On the subject of restraint, we debate the fine line between creative briefs that are too rigid and those that are too loose. “Some of my hardest projects are when people just said: ‘do what you want’,” he says. “Without any barriers, I’m having to decide what’s too far. They might not even know where that line is, but I might push past it, and then they’re not going to be happy.”
This notion of restraint finds its way into other parts of Kyle’s life and work, too. For instance, he no longer projects his sketches onto the spaces he’s painting. “I feel like there’s a general movement in my life away from technology,” he says. “I don’t own a laptop anymore. I have my iMac at home, and I have my phone. I’ve gone back and forth with having an iPad, because there’s so much I can do on that. But there’s something beautiful about the disconnect. And also the building of the trust: the confidence I’ve gained in myself to trust that the steadiness of my hand is going to be there. There’s so much value in the continual practice of picking up a brush, or a pen, or your tool of choice. Just so long as you commit to do a little bit everyday.”
Like much of Kyle’s art, there’s a real sense of motion in the finished piece — “something that makes your eye move through it” — with the lines bleeding across all panels and into the floor space. Incredibly, the process was pretty straightforward. “I had the renderings of the space from the architects,” he explains, “so I just printed them out and sat there in a coffee shop, sketching over them.” However, Kyle recalls a “freakout moment” he had shortly before our grand opening, while he still had the majority of the work on the mural to do: “When I walked in, there was so much activity. You could feel the anxiety and the hurry of everyone wanting to finish in time for opening. I absorbed all that anxiety and it was like hitting a brick wall.” After an attempt to paint for about 30 minutes, he then had to come back on a Sunday night to work alone. “Coming back later on, after hours, felt like climbing in to a hot bath. I was able to put my ear buds in and get into my flow without anyone — or anything — distracting me.” Incredibly, in total, Kyle’s Neighborhood Goods mural took just six hours to paint.

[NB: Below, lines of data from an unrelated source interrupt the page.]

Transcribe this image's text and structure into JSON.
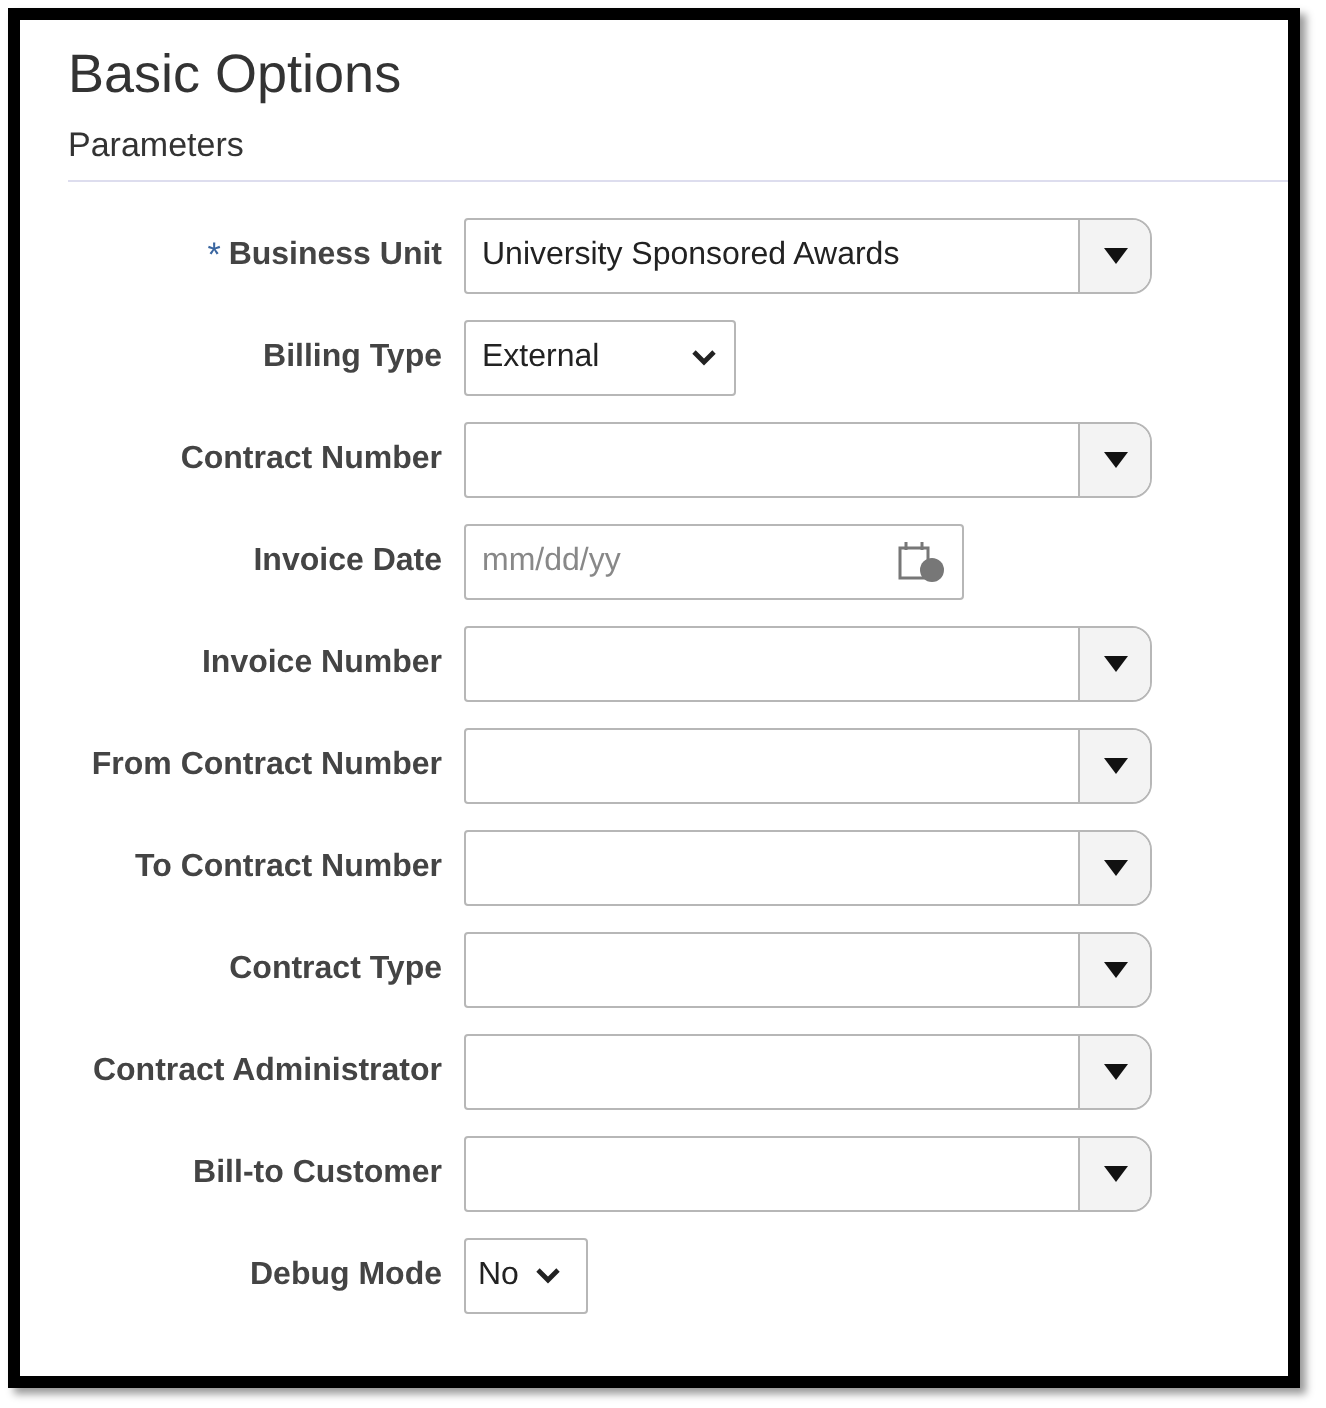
{
  "title": "Basic Options",
  "section": "Parameters",
  "fields": [
    {
      "label": "Business Unit",
      "required_mark": "*",
      "kind": "combo",
      "value": "University Sponsored Awards"
    },
    {
      "label": "Billing Type",
      "kind": "select",
      "value": "External"
    },
    {
      "label": "Contract Number",
      "kind": "combo"
    },
    {
      "label": "Invoice Date",
      "kind": "date",
      "placeholder": "mm/dd/yy"
    },
    {
      "label": "Invoice Number",
      "kind": "combo"
    },
    {
      "label": "From Contract Number",
      "kind": "combo"
    },
    {
      "label": "To Contract Number",
      "kind": "combo"
    },
    {
      "label": "Contract Type",
      "kind": "combo"
    },
    {
      "label": "Contract Administrator",
      "kind": "combo"
    },
    {
      "label": "Bill-to Customer",
      "kind": "combo"
    },
    {
      "label": "Debug Mode",
      "kind": "smallselect",
      "value": "No"
    }
  ]
}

“Something I’m really about is causing a pause — making people take a moment to notice something,” he explains. “But what really causes us to take in the things around us?” Whether it strikes you as you walk into the store, or if it’s something you quietly become aware of while relaxing at the bar, there’s no doubt that Kyle’s mural — and, indeed, Prim and Proper itself — makes for a perfect pause.